Many other evidences of the spiritual realm abound, and they abound in the scientific literature. Materialist scientists either ignore, or fail to recognize the significance of that large body of evidence.
For example, it is well known that the universe is so finely tuned to support life and technological civilization that were its parameters to differ by only an unimaginably tiny fraction, the universe would either suddenly collapse or evaporate into a subatomic mist.
In order to explain that fact, scientists had to imagine what the Bible already tells us, a context much larger than our universe. The difference is that natural materialism describes a larger physical realm, to explain why our one universe among vast numbers of them can be a fluke which supports life. This only kicks the can down the road, however, since it leaves open the question of why the multi-universe can support life.
If the Bible seems to be a strange explanation for life and reality, science has even stranger explanations. The science of quantum physics is rife with controversial explanations of experimental results that seem to make no sense in physical terms, but make very good sense in spiritual terms. Indeed, the Bible’s second verse concerns creation in terms that sound very much like quantum physics.
“And the earth was without form, and void; and darkness was upon the face of the deep. And the Spirit of God moved upon the face of the waters.” (Genesis 1:2)
Quantum physics, according to some scientists, describes reality in terms of a formless condition which has no specific reality until perceived by a conscious mind.
My purpose here, however, is not to support or refute the Biblical account, but rather, to reassure any and all conservatives that they need not respond in summary form to “gotcha” questions which carry so many convoluted implications. Instead, they might refer to the fact that there are many profound questions which science cannot answer, such as, why is there something instead of nothing?
For Christian politicians, the response I suggest goes something like this. “Here are my religious beliefs as they relate to my political philosophy. I believe that all men are created equal, endowed by their Creator with certain unalienable rights, among which are life, liberty and the pursuit of happiness.

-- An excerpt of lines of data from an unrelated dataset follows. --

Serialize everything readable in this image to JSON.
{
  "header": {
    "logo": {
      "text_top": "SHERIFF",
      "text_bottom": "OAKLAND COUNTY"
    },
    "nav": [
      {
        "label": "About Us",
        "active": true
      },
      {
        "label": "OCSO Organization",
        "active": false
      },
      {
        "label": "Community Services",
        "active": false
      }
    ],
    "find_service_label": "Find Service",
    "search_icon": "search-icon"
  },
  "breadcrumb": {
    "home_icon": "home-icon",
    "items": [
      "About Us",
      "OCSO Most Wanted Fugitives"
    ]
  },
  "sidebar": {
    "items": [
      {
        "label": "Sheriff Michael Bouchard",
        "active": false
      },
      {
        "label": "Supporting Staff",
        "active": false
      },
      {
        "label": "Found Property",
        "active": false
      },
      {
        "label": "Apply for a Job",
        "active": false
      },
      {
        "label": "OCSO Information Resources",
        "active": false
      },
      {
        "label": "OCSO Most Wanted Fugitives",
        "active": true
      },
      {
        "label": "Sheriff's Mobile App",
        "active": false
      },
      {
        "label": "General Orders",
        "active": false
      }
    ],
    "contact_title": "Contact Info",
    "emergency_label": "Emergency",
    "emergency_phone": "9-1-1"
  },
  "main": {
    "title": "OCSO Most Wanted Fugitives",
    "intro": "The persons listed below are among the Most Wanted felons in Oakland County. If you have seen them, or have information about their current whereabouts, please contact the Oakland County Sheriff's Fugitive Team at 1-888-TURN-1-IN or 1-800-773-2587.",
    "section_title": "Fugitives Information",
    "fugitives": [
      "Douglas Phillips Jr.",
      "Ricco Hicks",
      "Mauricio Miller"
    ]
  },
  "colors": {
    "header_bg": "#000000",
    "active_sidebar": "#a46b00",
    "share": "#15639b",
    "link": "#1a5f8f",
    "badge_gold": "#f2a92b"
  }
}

Also, I believe that Congress should make no law respecting an establishment of religion, nor prohibiting the free exercise thereof.”

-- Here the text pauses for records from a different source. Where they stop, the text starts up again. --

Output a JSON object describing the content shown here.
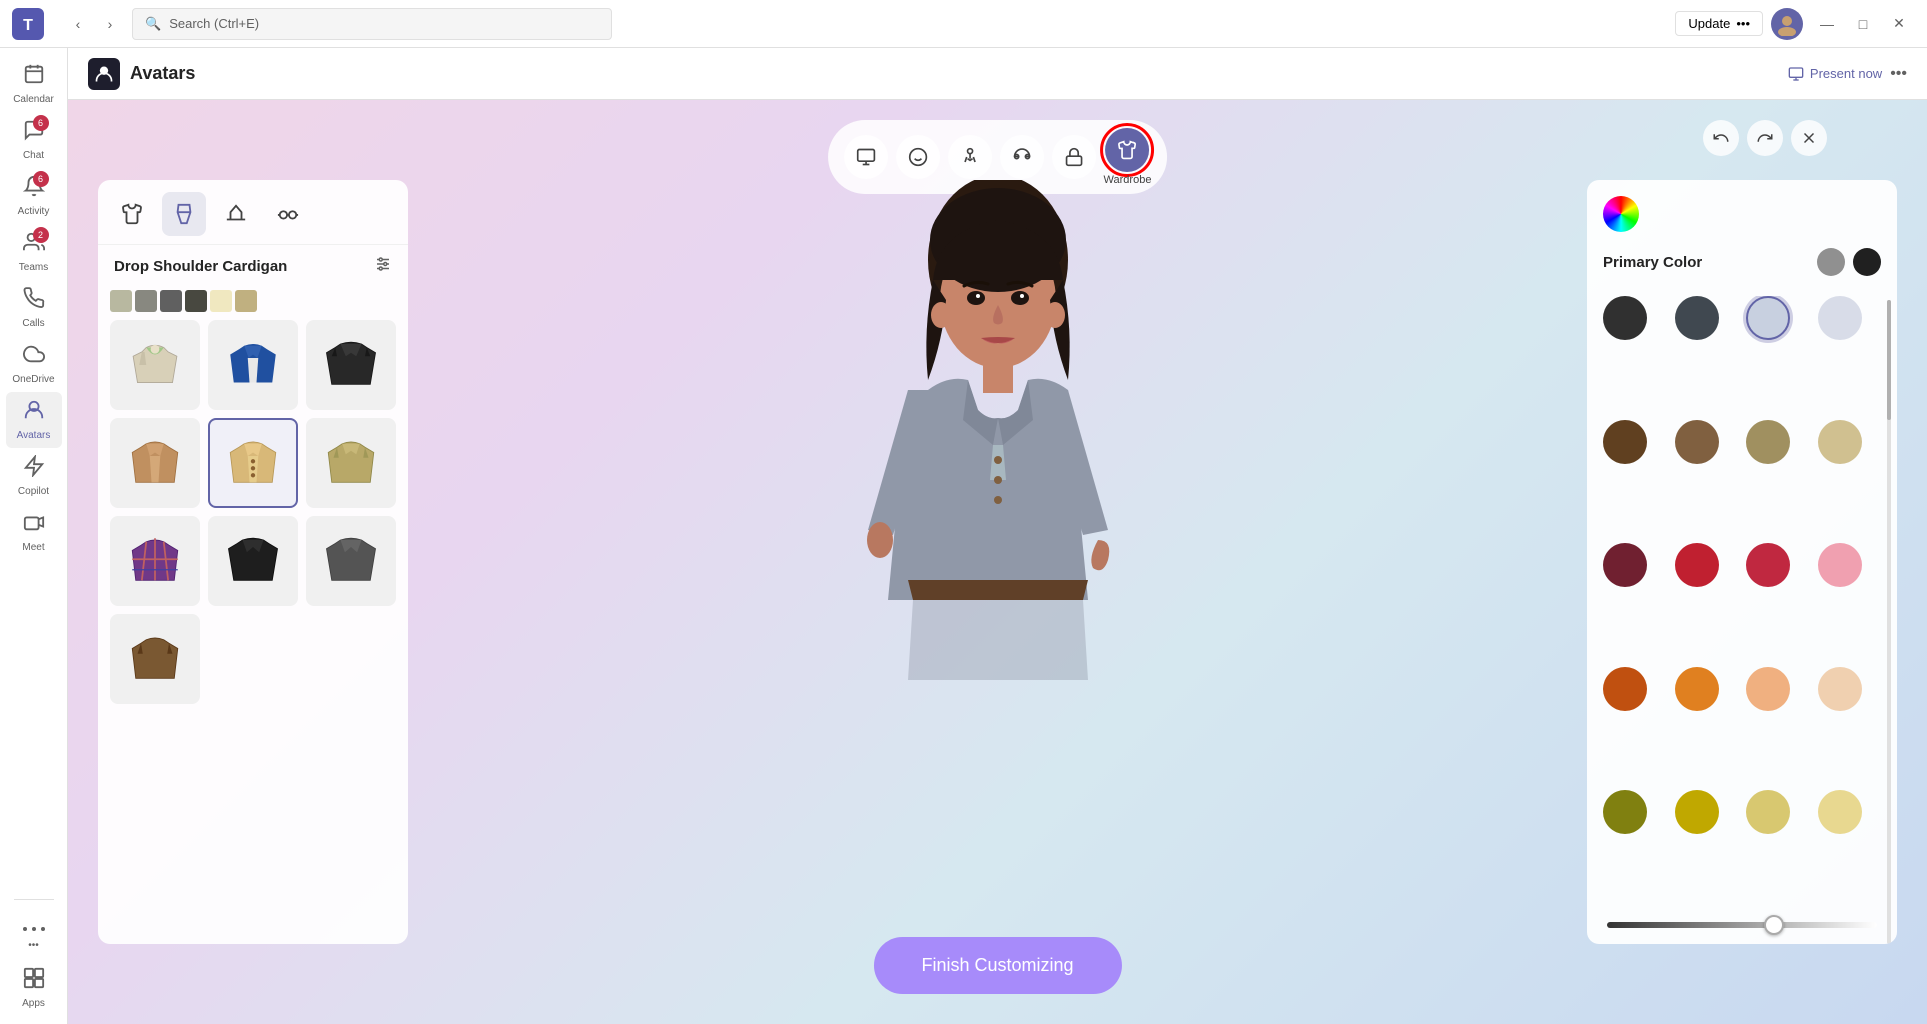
{
  "titlebar": {
    "search_placeholder": "Search (Ctrl+E)",
    "update_label": "Update",
    "update_dots": "•••",
    "minimize": "—",
    "maximize": "□",
    "close": "✕"
  },
  "sidebar": {
    "items": [
      {
        "id": "calendar",
        "label": "Calendar",
        "icon": "📅",
        "badge": null,
        "active": false
      },
      {
        "id": "chat",
        "label": "Chat",
        "icon": "💬",
        "badge": "6",
        "active": false
      },
      {
        "id": "activity",
        "label": "Activity",
        "icon": "🔔",
        "badge": "6",
        "active": false
      },
      {
        "id": "teams",
        "label": "Teams",
        "icon": "👥",
        "badge": "2",
        "active": false
      },
      {
        "id": "calls",
        "label": "Calls",
        "icon": "📞",
        "badge": null,
        "active": false
      },
      {
        "id": "onedrive",
        "label": "OneDrive",
        "icon": "☁",
        "badge": null,
        "active": false
      },
      {
        "id": "avatars",
        "label": "Avatars",
        "icon": "👤",
        "badge": null,
        "active": true
      },
      {
        "id": "copilot",
        "label": "Copilot",
        "icon": "✦",
        "badge": null,
        "active": false
      },
      {
        "id": "meet",
        "label": "Meet",
        "icon": "📹",
        "badge": null,
        "active": false
      },
      {
        "id": "more",
        "label": "•••",
        "icon": "•••",
        "badge": null,
        "active": false
      },
      {
        "id": "apps",
        "label": "Apps",
        "icon": "⊞",
        "badge": null,
        "active": false
      }
    ]
  },
  "appbar": {
    "title": "Avatars",
    "present_label": "Present now",
    "more_label": "•••"
  },
  "toolbar": {
    "buttons": [
      {
        "id": "display",
        "icon": "🖥",
        "label": "",
        "active": false
      },
      {
        "id": "face",
        "icon": "😊",
        "label": "",
        "active": false
      },
      {
        "id": "body",
        "icon": "🧍",
        "label": "",
        "active": false
      },
      {
        "id": "features",
        "icon": "👁",
        "label": "",
        "active": false
      },
      {
        "id": "accessories",
        "icon": "🤲",
        "label": "",
        "active": false
      },
      {
        "id": "wardrobe",
        "icon": "👕",
        "label": "Wardrobe",
        "active": true
      }
    ],
    "undo_label": "↩",
    "redo_label": "↪",
    "close_label": "✕"
  },
  "left_panel": {
    "tabs": [
      {
        "id": "shirt",
        "icon": "👕",
        "active": false
      },
      {
        "id": "pants",
        "icon": "🩲",
        "active": true
      },
      {
        "id": "hat",
        "icon": "🎩",
        "active": false
      },
      {
        "id": "glasses",
        "icon": "👓",
        "active": false
      }
    ],
    "title": "Drop Shoulder Cardigan",
    "filter_icon": "≡",
    "color_swatches": [
      "#b8b8a0",
      "#888880",
      "#606060",
      "#484840",
      "#f0e8c0",
      "#c0b080"
    ],
    "clothing_items": [
      {
        "id": "hoodie",
        "selected": false,
        "color": "#e0d8c0"
      },
      {
        "id": "blazer-blue",
        "selected": false,
        "color": "#2860a0"
      },
      {
        "id": "jacket-black",
        "selected": false,
        "color": "#282828"
      },
      {
        "id": "cardigan-tan",
        "selected": false,
        "color": "#c89860"
      },
      {
        "id": "cardigan-selected",
        "selected": true,
        "color": "#e0c890"
      },
      {
        "id": "jacket-khaki",
        "selected": false,
        "color": "#c0b070"
      },
      {
        "id": "plaid-jacket",
        "selected": false,
        "color": "#705090"
      },
      {
        "id": "blazer-dark",
        "selected": false,
        "color": "#202020"
      },
      {
        "id": "blazer-gray",
        "selected": false,
        "color": "#505050"
      },
      {
        "id": "jacket-brown",
        "selected": false,
        "color": "#7a5030"
      }
    ]
  },
  "right_panel": {
    "primary_color_label": "Primary Color",
    "preset_swatches": [
      {
        "color": "#909090",
        "selected": false
      },
      {
        "color": "#202020",
        "selected": false
      }
    ],
    "color_rows": [
      [
        "#303030",
        "#404850",
        "#c8d0e0",
        "#d8dce8"
      ],
      [
        "#604020",
        "#806040",
        "#a09060",
        "#d0c090"
      ],
      [
        "#702030",
        "#c02030",
        "#c02840",
        "#f0a0b0"
      ],
      [
        "#c05010",
        "#e08020",
        "#f0b080",
        "#f0d0b0"
      ],
      [
        "#808010",
        "#c0a800",
        "#d8c870",
        "#e8d890"
      ]
    ],
    "selected_color": "#c8d0e0",
    "slider_value": 62
  },
  "finish_button": {
    "label": "Finish Customizing"
  }
}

Perhaps a liberal reporter might not recognize where those words come from.